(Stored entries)
'''

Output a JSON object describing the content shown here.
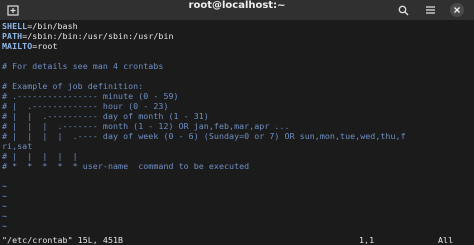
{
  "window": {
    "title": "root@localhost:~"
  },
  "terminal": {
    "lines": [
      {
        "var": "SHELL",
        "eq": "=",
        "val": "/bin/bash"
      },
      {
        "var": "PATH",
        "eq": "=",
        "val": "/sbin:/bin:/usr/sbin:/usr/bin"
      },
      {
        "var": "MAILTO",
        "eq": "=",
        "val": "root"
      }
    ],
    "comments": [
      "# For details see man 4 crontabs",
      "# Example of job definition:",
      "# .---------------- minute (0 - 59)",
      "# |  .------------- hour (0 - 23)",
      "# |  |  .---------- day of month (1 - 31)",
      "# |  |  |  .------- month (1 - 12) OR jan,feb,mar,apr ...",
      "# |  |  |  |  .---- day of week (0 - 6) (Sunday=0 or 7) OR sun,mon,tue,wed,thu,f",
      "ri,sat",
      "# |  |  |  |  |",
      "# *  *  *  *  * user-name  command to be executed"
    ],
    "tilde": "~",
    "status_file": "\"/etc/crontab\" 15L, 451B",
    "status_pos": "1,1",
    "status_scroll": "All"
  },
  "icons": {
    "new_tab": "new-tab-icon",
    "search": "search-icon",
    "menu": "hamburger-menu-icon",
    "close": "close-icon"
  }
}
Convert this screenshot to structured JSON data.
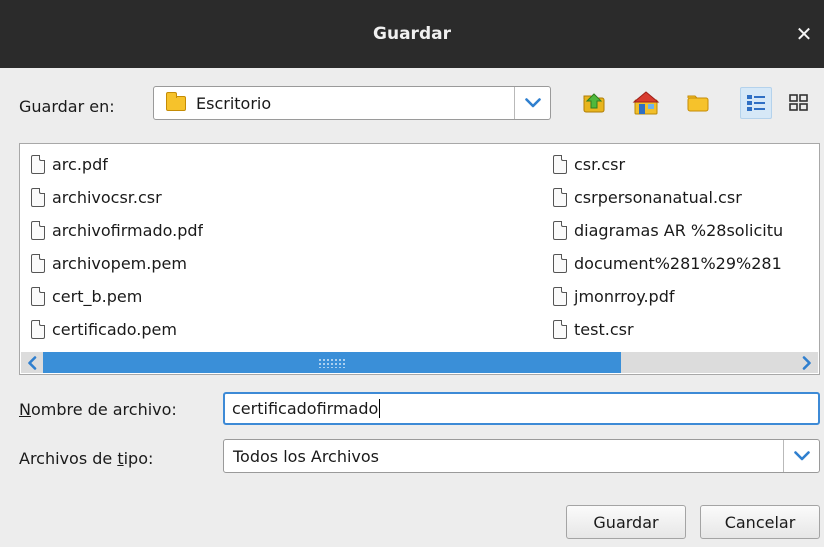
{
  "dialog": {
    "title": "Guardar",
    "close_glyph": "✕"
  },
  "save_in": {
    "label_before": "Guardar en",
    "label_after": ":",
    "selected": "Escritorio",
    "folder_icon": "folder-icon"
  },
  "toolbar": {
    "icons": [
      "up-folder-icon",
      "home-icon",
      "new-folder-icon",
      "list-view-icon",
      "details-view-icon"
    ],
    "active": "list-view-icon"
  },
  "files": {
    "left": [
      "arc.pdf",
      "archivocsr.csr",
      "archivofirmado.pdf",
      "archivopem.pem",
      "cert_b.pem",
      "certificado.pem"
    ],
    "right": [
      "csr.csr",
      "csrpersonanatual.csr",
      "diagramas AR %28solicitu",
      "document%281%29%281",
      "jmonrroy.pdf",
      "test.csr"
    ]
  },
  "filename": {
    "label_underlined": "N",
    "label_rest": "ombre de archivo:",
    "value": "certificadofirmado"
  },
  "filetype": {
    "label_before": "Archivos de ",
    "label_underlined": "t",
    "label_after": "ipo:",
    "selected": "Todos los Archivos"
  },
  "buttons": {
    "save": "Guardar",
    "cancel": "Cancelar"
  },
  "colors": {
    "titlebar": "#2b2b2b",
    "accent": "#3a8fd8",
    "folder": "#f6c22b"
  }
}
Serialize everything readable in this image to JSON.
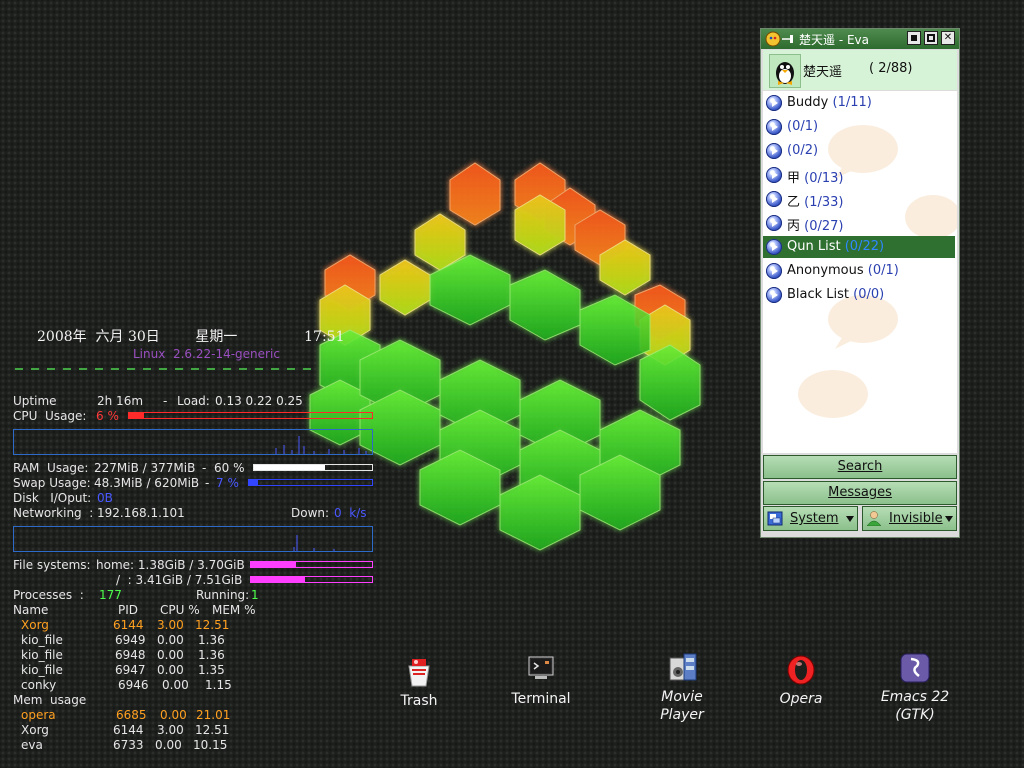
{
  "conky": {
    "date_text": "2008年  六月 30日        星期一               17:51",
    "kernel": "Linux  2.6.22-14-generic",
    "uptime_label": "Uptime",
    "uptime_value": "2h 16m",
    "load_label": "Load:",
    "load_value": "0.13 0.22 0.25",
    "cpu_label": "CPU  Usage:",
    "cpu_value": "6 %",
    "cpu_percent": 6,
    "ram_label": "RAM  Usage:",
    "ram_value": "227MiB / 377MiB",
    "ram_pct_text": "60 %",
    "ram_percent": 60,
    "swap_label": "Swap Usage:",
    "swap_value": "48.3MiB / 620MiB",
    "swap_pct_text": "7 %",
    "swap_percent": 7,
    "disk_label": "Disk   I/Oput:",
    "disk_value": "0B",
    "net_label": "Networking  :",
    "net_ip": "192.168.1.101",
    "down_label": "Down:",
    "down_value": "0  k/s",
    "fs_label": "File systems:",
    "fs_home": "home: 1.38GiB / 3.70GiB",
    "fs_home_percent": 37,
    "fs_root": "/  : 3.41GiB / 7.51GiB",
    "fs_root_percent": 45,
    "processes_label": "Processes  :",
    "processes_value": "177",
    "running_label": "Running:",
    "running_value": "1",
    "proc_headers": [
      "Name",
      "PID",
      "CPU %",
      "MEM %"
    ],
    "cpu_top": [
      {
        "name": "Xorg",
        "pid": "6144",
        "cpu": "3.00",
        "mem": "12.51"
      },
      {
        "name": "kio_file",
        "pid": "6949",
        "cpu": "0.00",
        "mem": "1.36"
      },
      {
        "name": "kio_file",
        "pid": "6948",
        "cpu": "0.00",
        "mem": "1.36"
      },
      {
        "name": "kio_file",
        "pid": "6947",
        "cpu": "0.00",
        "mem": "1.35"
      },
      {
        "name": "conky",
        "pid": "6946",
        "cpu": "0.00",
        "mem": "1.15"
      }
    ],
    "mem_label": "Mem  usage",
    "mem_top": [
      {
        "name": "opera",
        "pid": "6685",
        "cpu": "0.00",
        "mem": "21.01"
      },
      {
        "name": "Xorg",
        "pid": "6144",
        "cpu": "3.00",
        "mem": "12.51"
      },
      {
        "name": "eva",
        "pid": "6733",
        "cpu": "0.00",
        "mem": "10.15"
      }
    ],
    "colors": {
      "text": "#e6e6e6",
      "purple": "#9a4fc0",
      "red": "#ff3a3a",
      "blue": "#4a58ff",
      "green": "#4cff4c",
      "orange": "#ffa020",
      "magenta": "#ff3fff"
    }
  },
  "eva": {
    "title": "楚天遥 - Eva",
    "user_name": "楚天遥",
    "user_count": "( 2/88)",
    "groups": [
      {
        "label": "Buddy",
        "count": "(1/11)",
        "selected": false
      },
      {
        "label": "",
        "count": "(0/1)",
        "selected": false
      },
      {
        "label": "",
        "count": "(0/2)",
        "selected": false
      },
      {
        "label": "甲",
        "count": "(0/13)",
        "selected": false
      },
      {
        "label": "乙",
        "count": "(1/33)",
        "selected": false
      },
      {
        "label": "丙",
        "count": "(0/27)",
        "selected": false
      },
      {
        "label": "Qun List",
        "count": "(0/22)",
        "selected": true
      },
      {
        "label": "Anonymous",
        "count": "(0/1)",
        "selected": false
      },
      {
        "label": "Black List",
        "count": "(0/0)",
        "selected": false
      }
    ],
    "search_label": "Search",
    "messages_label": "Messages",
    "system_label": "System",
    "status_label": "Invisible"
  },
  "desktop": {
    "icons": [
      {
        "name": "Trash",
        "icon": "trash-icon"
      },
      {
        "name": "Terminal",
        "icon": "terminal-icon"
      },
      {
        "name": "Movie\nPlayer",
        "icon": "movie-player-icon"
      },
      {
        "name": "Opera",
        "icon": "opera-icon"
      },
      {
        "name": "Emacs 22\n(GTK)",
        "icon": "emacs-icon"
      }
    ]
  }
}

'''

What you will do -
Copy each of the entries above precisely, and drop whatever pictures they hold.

Finished task -
Output a JSON object describing the content shown here.
{
  "window": {
    "title": "root@localhost:~"
  },
  "terminal": {
    "lines": [
      {
        "var": "SHELL",
        "eq": "=",
        "val": "/bin/bash"
      },
      {
        "var": "PATH",
        "eq": "=",
        "val": "/sbin:/bin:/usr/sbin:/usr/bin"
      },
      {
        "var": "MAILTO",
        "eq": "=",
        "val": "root"
      }
    ],
    "comments": [
      "# For details see man 4 crontabs",
      "# Example of job definition:",
      "# .---------------- minute (0 - 59)",
      "# |  .------------- hour (0 - 23)",
      "# |  |  .---------- day of month (1 - 31)",
      "# |  |  |  .------- month (1 - 12) OR jan,feb,mar,apr ...",
      "# |  |  |  |  .---- day of week (0 - 6) (Sunday=0 or 7) OR sun,mon,tue,wed,thu,f",
      "ri,sat",
      "# |  |  |  |  |",
      "# *  *  *  *  * user-name  command to be executed"
    ],
    "tilde": "~",
    "status_file": "\"/etc/crontab\" 15L, 451B",
    "status_pos": "1,1",
    "status_scroll": "All"
  },
  "icons": {
    "new_tab": "new-tab-icon",
    "search": "search-icon",
    "menu": "hamburger-menu-icon",
    "close": "close-icon"
  }
}
Convert this screenshot to structured JSON data.
{
  "dialog": {
    "title": "Guardar",
    "close_glyph": "✕"
  },
  "save_in": {
    "label_before": "Guardar en",
    "label_after": ":",
    "selected": "Escritorio",
    "folder_icon": "folder-icon"
  },
  "toolbar": {
    "icons": [
      "up-folder-icon",
      "home-icon",
      "new-folder-icon",
      "list-view-icon",
      "details-view-icon"
    ],
    "active": "list-view-icon"
  },
  "files": {
    "left": [
      "arc.pdf",
      "archivocsr.csr",
      "archivofirmado.pdf",
      "archivopem.pem",
      "cert_b.pem",
      "certificado.pem"
    ],
    "right": [
      "csr.csr",
      "csrpersonanatual.csr",
      "diagramas AR %28solicitu",
      "document%281%29%281",
      "jmonrroy.pdf",
      "test.csr"
    ]
  },
  "filename": {
    "label_underlined": "N",
    "label_rest": "ombre de archivo:",
    "value": "certificadofirmado"
  },
  "filetype": {
    "label_before": "Archivos de ",
    "label_underlined": "t",
    "label_after": "ipo:",
    "selected": "Todos los Archivos"
  },
  "buttons": {
    "save": "Guardar",
    "cancel": "Cancelar"
  },
  "colors": {
    "titlebar": "#2b2b2b",
    "accent": "#3a8fd8",
    "folder": "#f6c22b"
  }
}
Serialize everything readable in this image to JSON.
{
  "conky": {
    "date_text": "2008年  六月 30日        星期一               17:51",
    "kernel": "Linux  2.6.22-14-generic",
    "uptime_label": "Uptime",
    "uptime_value": "2h 16m",
    "load_label": "Load:",
    "load_value": "0.13 0.22 0.25",
    "cpu_label": "CPU  Usage:",
    "cpu_value": "6 %",
    "cpu_percent": 6,
    "ram_label": "RAM  Usage:",
    "ram_value": "227MiB / 377MiB",
    "ram_pct_text": "60 %",
    "ram_percent": 60,
    "swap_label": "Swap Usage:",
    "swap_value": "48.3MiB / 620MiB",
    "swap_pct_text": "7 %",
    "swap_percent": 7,
    "disk_label": "Disk   I/Oput:",
    "disk_value": "0B",
    "net_label": "Networking  :",
    "net_ip": "192.168.1.101",
    "down_label": "Down:",
    "down_value": "0  k/s",
    "fs_label": "File systems:",
    "fs_home": "home: 1.38GiB / 3.70GiB",
    "fs_home_percent": 37,
    "fs_root": "/  : 3.41GiB / 7.51GiB",
    "fs_root_percent": 45,
    "processes_label": "Processes  :",
    "processes_value": "177",
    "running_label": "Running:",
    "running_value": "1",
    "proc_headers": [
      "Name",
      "PID",
      "CPU %",
      "MEM %"
    ],
    "cpu_top": [
      {
        "name": "Xorg",
        "pid": "6144",
        "cpu": "3.00",
        "mem": "12.51"
      },
      {
        "name": "kio_file",
        "pid": "6949",
        "cpu": "0.00",
        "mem": "1.36"
      },
      {
        "name": "kio_file",
        "pid": "6948",
        "cpu": "0.00",
        "mem": "1.36"
      },
      {
        "name": "kio_file",
        "pid": "6947",
        "cpu": "0.00",
        "mem": "1.35"
      },
      {
        "name": "conky",
        "pid": "6946",
        "cpu": "0.00",
        "mem": "1.15"
      }
    ],
    "mem_label": "Mem  usage",
    "mem_top": [
      {
        "name": "opera",
        "pid": "6685",
        "cpu": "0.00",
        "mem": "21.01"
      },
      {
        "name": "Xorg",
        "pid": "6144",
        "cpu": "3.00",
        "mem": "12.51"
      },
      {
        "name": "eva",
        "pid": "6733",
        "cpu": "0.00",
        "mem": "10.15"
      }
    ],
    "colors": {
      "text": "#e6e6e6",
      "purple": "#9a4fc0",
      "red": "#ff3a3a",
      "blue": "#4a58ff",
      "green": "#4cff4c",
      "orange": "#ffa020",
      "magenta": "#ff3fff"
    }
  },
  "eva": {
    "title": "楚天遥 - Eva",
    "user_name": "楚天遥",
    "user_count": "( 2/88)",
    "groups": [
      {
        "label": "Buddy",
        "count": "(1/11)",
        "selected": false
      },
      {
        "label": "",
        "count": "(0/1)",
        "selected": false
      },
      {
        "label": "",
        "count": "(0/2)",
        "selected": false
      },
      {
        "label": "甲",
        "count": "(0/13)",
        "selected": false
      },
      {
        "label": "乙",
        "count": "(1/33)",
        "selected": false
      },
      {
        "label": "丙",
        "count": "(0/27)",
        "selected": false
      },
      {
        "label": "Qun List",
        "count": "(0/22)",
        "selected": true
      },
      {
        "label": "Anonymous",
        "count": "(0/1)",
        "selected": false
      },
      {
        "label": "Black List",
        "count": "(0/0)",
        "selected": false
      }
    ],
    "search_label": "Search",
    "messages_label": "Messages",
    "system_label": "System",
    "status_label": "Invisible"
  },
  "desktop": {
    "icons": [
      {
        "name": "Trash",
        "icon": "trash-icon"
      },
      {
        "name": "Terminal",
        "icon": "terminal-icon"
      },
      {
        "name": "Movie\nPlayer",
        "icon": "movie-player-icon"
      },
      {
        "name": "Opera",
        "icon": "opera-icon"
      },
      {
        "name": "Emacs 22\n(GTK)",
        "icon": "emacs-icon"
      }
    ]
  }
}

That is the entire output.